Dataset entries:
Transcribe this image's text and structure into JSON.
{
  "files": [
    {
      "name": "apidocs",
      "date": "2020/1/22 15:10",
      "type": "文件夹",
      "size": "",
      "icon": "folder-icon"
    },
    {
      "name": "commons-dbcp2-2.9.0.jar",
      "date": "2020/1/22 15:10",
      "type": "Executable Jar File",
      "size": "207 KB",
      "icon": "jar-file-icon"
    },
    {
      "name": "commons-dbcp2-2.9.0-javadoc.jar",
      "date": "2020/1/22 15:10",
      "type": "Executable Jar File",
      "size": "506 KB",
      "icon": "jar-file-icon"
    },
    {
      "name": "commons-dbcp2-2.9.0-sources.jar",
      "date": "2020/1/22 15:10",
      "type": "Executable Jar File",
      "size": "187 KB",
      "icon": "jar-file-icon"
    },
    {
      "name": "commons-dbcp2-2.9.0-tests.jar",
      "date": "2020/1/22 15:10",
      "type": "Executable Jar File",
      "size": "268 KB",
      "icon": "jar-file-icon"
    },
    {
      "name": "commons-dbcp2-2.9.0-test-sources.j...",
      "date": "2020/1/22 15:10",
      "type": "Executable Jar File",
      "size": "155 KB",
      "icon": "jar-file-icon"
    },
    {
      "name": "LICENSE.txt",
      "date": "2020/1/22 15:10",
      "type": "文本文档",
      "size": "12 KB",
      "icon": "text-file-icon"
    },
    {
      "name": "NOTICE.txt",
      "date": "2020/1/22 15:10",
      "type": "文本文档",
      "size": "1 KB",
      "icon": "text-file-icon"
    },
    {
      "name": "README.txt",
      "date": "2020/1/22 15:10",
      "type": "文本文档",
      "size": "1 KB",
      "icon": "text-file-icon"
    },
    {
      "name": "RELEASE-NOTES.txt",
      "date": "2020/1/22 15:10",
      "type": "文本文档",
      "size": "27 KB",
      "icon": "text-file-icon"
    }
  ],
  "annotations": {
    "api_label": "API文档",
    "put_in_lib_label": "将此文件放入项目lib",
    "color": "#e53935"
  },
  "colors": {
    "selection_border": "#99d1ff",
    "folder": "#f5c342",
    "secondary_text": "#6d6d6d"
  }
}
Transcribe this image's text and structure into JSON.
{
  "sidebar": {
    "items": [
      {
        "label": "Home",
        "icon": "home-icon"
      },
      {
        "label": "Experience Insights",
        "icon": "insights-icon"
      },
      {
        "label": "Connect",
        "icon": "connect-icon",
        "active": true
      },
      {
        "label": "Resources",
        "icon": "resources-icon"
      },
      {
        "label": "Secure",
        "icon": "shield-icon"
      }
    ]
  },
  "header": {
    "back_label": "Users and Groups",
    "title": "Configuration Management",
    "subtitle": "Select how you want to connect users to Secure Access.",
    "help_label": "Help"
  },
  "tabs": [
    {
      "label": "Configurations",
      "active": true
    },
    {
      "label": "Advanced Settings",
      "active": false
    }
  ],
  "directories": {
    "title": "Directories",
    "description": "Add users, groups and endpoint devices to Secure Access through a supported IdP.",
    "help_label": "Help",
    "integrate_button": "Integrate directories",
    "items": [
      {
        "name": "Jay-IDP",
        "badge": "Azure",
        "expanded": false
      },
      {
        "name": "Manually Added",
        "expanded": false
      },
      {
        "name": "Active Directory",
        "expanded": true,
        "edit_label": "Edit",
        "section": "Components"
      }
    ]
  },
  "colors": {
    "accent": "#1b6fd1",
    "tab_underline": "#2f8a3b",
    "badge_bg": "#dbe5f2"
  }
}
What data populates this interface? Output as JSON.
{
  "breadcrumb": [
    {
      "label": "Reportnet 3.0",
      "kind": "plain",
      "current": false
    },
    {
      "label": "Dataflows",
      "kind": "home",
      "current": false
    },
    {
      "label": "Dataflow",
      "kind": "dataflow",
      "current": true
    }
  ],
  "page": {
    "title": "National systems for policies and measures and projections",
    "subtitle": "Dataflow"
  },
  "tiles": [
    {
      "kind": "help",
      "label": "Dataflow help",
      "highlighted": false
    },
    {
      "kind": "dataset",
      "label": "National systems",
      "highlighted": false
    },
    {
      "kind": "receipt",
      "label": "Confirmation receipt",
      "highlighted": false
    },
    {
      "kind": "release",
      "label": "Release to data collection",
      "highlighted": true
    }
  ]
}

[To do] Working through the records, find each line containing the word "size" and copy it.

[Output for this exercise]
      "size": "",
      "size": "207 KB",
      "size": "506 KB",
      "size": "187 KB",
      "size": "268 KB",
      "size": "155 KB",
      "size": "12 KB",
      "size": "1 KB",
      "size": "1 KB",
      "size": "27 KB",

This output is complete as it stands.